|Continental Announces 27.5"er tires at Eurobike '12|
I've already pontificated on this subject here. But I'll make a few more observations based upon what is happening right now in Europe at the annual Eurobike show.
First- I never thought 27.5"ers were "the best of both 26 and 29 inch attributes", although you'll hear that a lot from the marketing wonks moving forward. 27.5"ers are different, but they can not do near what a 29"er can do. In fact, this is something of an issue for marketers, who feel that once 27.5"er product gets out there, it won't impress the 29"er folks, and won't get much traction there. Of course, this is why the 27.5"er will be heavily invested into over in Europe. There 29"ers are still very new, not entrenched, and marketers feel that the 27.5"er, being less of a jump from 26", has a better chance of becoming "the next big thing".
Tires, wheels, and forks are all going to be unleashed this very week at Eurobike to prove my point here. Brands will also introduce new 27.5"er bikes, (mostly in the longer travel categories, which are selling flat of late), which will further the reach for this wheel size.
|Rocky Mountain recently intro'ed a whole new line of 27.5"ers|
In the end, as I have always said, the riders will vote with their dollars, as long as there is a choice. That seems to be the case as long as the "Big Three", (Giant, Specialized, and Trek), don't capitulate and in one fell swoop, relegate 26 inch wheels to the dustbin of mtb history. Will that happen? Not anytime soon, that's for sure.
For now this will be an experiment for mid-level companies looking to capitalize on a "new trend" that they may have missed out on, (read: 29 inch wheels), last time. Make no mistake- this is an exercise in marketing, and we'll see if it pans out in the long run.
How can I say this? Well, 27.5"ers have been around at retail stores since 2007, and they haven't done diddly squat in the marketplace. That's six years ago in model year terms. Six years into the 29"er becoming available at retail stores the wheel size was well on its way to becoming more than a niche. All without marketing driven hoo-ha. (In fact, marketing departments resisted 29"ers like the plague in the early years, for the most part.)
Want another example? Try fat bikes, which have had little to no industry horsepower behind them, yet are a growing segment that shows no sign of stopping yet. Why? Because these are rider driven demand products, not "top down" marketed platforms. Again- I am not saying 27.5"ers will not be any good. No- this has to do with marketing. Maybe it'll work, but I haven't seen this sort of success in a product category in my years in the cycling business.

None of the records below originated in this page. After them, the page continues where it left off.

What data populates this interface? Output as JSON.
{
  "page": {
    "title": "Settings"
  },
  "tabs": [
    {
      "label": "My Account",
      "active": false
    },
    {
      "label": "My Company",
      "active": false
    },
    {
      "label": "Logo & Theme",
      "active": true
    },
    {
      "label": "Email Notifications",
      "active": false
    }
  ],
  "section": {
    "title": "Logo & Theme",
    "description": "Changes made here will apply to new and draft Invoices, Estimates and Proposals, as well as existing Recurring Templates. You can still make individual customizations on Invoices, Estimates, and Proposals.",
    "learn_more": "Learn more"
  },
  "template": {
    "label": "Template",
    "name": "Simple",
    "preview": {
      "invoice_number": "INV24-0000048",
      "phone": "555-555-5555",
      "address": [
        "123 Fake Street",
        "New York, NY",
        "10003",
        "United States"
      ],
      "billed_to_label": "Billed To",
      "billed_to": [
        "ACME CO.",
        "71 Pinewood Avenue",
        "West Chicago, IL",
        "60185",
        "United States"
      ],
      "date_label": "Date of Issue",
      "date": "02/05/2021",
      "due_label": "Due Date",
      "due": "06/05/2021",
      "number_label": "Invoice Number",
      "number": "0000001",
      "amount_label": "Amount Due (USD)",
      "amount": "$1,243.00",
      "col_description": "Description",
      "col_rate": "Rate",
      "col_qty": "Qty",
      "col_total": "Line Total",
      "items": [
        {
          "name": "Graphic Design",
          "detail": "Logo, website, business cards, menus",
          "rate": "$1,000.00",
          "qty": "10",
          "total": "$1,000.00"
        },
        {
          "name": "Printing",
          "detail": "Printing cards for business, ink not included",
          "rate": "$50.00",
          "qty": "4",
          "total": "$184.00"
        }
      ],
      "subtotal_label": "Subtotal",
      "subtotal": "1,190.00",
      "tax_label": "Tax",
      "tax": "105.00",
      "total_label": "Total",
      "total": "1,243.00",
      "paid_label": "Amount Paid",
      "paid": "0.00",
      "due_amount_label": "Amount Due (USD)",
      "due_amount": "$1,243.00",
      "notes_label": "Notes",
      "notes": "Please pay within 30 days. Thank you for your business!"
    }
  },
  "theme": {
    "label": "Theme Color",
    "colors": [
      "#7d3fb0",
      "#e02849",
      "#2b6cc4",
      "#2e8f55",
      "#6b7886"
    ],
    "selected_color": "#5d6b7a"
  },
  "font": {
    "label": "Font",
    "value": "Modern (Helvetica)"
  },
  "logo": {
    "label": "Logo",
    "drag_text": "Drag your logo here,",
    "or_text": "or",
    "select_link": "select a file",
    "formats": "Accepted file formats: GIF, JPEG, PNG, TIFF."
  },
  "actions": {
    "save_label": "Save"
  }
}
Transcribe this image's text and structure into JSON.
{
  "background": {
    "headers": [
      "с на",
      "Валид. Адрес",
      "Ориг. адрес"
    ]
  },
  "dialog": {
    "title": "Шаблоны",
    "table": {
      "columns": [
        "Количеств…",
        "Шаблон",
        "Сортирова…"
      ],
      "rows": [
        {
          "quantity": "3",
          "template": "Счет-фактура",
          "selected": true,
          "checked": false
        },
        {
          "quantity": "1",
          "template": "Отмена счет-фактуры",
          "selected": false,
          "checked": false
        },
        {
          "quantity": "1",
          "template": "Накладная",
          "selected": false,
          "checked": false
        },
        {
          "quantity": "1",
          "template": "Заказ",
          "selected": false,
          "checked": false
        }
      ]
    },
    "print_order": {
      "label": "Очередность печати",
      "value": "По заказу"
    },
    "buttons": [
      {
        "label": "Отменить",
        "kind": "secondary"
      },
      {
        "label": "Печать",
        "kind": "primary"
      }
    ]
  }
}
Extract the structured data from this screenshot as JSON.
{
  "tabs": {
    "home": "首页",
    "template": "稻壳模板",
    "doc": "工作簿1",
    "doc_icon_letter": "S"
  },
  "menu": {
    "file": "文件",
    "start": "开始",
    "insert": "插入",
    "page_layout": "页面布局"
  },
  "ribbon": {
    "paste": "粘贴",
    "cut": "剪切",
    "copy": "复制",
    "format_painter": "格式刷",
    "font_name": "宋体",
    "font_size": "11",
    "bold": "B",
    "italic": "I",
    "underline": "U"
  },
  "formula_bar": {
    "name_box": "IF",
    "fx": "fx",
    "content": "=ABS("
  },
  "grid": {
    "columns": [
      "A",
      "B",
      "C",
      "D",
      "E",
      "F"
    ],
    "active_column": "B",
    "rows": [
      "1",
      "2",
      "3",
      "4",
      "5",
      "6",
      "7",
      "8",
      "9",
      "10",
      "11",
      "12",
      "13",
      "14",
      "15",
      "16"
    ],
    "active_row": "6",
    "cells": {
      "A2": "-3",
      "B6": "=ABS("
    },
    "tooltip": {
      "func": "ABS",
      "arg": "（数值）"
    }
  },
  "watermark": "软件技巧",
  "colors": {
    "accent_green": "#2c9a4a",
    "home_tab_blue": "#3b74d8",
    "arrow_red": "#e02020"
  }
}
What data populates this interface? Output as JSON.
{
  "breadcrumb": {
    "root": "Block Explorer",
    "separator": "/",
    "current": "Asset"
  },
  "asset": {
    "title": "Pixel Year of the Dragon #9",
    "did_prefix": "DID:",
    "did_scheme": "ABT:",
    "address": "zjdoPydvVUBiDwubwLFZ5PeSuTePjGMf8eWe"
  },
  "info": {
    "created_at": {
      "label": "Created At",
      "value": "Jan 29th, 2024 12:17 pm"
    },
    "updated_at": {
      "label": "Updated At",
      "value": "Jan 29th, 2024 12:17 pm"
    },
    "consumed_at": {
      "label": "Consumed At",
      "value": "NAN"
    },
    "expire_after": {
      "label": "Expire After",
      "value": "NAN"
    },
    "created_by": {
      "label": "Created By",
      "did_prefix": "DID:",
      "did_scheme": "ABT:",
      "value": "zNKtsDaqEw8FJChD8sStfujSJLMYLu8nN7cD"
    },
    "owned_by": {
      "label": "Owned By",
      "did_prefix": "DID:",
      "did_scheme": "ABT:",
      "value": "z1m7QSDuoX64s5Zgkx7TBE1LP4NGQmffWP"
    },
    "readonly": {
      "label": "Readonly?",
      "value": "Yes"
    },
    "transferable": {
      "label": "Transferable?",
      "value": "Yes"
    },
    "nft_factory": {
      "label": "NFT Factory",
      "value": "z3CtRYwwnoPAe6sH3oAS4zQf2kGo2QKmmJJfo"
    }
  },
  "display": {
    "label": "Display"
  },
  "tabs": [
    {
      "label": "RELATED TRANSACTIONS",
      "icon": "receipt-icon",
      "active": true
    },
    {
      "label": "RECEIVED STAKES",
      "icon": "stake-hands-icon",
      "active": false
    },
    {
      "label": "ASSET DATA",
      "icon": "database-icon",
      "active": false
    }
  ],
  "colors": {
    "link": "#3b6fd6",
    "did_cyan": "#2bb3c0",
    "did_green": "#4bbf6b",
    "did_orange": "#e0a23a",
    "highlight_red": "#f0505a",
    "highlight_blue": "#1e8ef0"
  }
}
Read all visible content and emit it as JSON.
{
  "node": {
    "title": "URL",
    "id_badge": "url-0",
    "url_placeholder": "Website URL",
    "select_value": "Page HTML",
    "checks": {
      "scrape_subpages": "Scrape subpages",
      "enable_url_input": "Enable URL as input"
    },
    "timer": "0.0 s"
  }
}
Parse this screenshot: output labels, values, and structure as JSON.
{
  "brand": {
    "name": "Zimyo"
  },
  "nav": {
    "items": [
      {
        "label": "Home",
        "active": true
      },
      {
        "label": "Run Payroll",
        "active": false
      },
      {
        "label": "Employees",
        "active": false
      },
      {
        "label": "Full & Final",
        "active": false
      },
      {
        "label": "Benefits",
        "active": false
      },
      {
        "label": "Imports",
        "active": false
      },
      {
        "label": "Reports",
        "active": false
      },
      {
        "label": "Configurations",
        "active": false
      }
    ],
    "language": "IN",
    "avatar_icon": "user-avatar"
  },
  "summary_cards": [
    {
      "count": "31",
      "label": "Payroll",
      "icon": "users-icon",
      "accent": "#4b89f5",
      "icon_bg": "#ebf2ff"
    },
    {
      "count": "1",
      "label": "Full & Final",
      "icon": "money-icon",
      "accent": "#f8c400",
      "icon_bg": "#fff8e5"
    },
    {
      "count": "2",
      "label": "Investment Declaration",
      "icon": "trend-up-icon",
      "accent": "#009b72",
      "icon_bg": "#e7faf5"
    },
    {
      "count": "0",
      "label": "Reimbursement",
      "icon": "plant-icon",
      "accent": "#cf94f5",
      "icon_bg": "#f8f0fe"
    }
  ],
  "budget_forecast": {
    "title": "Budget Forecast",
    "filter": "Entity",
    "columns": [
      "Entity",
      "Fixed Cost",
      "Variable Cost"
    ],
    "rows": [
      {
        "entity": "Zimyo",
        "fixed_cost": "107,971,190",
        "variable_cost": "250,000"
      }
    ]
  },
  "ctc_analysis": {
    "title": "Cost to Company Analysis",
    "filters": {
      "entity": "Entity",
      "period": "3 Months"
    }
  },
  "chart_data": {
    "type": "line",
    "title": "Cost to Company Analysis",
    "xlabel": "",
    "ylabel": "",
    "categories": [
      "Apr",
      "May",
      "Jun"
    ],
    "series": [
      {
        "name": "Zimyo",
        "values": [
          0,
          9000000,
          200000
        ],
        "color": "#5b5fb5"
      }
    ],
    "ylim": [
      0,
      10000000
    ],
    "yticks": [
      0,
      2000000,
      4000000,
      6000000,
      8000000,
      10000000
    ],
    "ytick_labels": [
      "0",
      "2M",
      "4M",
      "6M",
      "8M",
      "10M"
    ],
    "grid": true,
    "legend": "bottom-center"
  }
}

That's what I am saying.
Again- I may well eat my words here, and that is fine, but I do not think 26"ers are going anywhere soon. But the mtb segment will have to make some room for these upstart 27.5"ers at any rate, whatever you may think of them.